The EQS will be sold exclusively with seven seats here in the UK, though the 450-badged test model we tried was fitted with the five-seat configuration offered in other markets. We did manage to take a seat in the third-row of another car, however, and while space is more generous than in, say, a Tesla Model X, it’s still best reserved for children or smaller adults. Fit and finish, even in the rearmost row, remains immaculate.
Boot space is generous too – as it should be for something measuring 5,125mm nose to tail. There’s 565 litres with the very back seats folded flat, expanding to 2,020 litres all told. That’s significantly more than you’ll get in an Audi e-tron.
Given the EQS SUV’s strong refinement and supple ride, it’ll come as no surprise that this is a fantastic long-distance cruiser. The quiet cabin, teamed with all the standard-fit safety and driver assistance tech, gives the EQS perfect motorway manners.
Those who want to experience the any-speed instant torque often associated with high-power EVs might want to take a look at the top-spec EQS 580. The 355bhp 450 4MATIC is brisk from a standstill, but performance tails off at higher speeds. It’s still capable of quick overtakes, but it won’t pin you to your seat like the range-topper will.
Yet whereas it’s easy enough to disguise the car’s weight while going in a straight line, it’s not so simple through the corners. And actually, the way this car handles is all the more impressive because of that. Indeed, the EQS SUV trims a neat line – without too much in the way of pitch or body roll.
It’s just never that exciting. At upwards of £100k, you almost want a car that can do it all. Luxury, practicality – even fun, should the mood dictate. But the EQS SUV feels numb for the most part, in a way a BMW iX does not.

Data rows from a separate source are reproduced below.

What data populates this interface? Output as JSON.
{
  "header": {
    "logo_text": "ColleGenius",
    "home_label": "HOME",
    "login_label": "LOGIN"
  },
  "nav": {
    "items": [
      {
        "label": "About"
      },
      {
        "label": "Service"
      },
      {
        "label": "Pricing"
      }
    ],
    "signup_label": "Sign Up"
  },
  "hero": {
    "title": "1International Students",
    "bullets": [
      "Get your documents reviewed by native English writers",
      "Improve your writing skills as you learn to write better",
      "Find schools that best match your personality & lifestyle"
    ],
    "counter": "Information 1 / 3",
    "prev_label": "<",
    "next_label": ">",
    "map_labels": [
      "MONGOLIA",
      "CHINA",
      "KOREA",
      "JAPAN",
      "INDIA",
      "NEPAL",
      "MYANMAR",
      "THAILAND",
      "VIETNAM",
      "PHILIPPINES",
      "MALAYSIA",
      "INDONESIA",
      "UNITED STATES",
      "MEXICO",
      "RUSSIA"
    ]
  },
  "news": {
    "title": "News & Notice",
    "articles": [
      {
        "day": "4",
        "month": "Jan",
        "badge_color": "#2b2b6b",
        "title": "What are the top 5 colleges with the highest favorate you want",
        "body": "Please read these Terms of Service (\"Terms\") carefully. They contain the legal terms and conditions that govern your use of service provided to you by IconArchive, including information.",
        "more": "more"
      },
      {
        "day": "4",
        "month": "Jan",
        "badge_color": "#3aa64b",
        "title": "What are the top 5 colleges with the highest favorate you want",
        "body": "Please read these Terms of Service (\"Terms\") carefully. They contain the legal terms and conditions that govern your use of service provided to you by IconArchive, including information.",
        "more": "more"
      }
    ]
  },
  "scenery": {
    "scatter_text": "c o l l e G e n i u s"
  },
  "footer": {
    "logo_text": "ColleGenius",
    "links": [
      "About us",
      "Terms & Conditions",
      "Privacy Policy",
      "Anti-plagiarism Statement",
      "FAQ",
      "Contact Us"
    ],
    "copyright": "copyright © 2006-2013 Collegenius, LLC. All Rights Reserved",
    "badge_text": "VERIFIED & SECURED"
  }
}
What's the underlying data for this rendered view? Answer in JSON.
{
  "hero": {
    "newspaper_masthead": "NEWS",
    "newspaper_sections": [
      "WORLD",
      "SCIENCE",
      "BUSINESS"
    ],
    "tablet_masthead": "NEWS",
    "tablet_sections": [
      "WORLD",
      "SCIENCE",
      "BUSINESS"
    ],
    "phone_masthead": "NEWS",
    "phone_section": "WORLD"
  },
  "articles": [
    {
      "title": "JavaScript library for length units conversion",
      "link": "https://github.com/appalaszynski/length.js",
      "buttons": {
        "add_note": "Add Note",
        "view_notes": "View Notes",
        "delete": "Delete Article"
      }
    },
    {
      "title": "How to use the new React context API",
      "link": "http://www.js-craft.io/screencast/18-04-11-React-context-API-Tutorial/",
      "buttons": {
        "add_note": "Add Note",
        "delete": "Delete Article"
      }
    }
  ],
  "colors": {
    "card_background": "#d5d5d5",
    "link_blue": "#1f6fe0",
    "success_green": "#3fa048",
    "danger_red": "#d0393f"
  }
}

In fact it’s that car that really shows the EQS’s failings. Even fully-loaded, BMW’s iX xDrive50 undercuts the Merc by almost £20,000 – and it’ll match it for luxury, range and charging tech. Yes, the iX only has five seats, but if this isn’t an issue for you, then it’s a far superior car to drive.
What’s more, Mercedes still hasn’t mastered the art of regenerative braking. The EQS gets an adjustable set-up, and while the most aggressive mode isn’t quite strong enough for one-pedal driving – unlike in the smaller EQA and EQC, oddly enough – it’s the brake feel in conjunction with the regen system that sets the most significant alarm bells ringing. At times, the left pedal gives the sensation it’s being pulled away from your right foot, as the car struggles to juggle the two systems seamlessly.
One area where the brakes did impress though, was on a short but challenging off-road route. The EQS’s dedicated Off-Road mode and clever Downhill Speed Regulation (DRS) system manages to control descents in complete silence. Few owners will ever use it, but it bodes well for the forthcoming EQG electric G-Class.
We’ll have to wait a little longer for full transparency on EQS SUV prices and specs, but taking the EQS saloon as a benchmark, it’s likely UK buyers will get a choice of Luxury and AMG Line trims, plus the usual Premium and Premium Plus packs – with the more expensive models adding items such as bigger wheels, a 360-degree camera, a Burmester sound system and a head-up display.
One option box worth ticking will be the 10-degree (4.5 degrees as standard) rear-wheel steering system, which reduces the SUV’s turning circle to that of a Volkswagen Golf. The ability to turn so tightly is a little disconcerting at first, but when a car is this big and near-impossible to park, every little helps.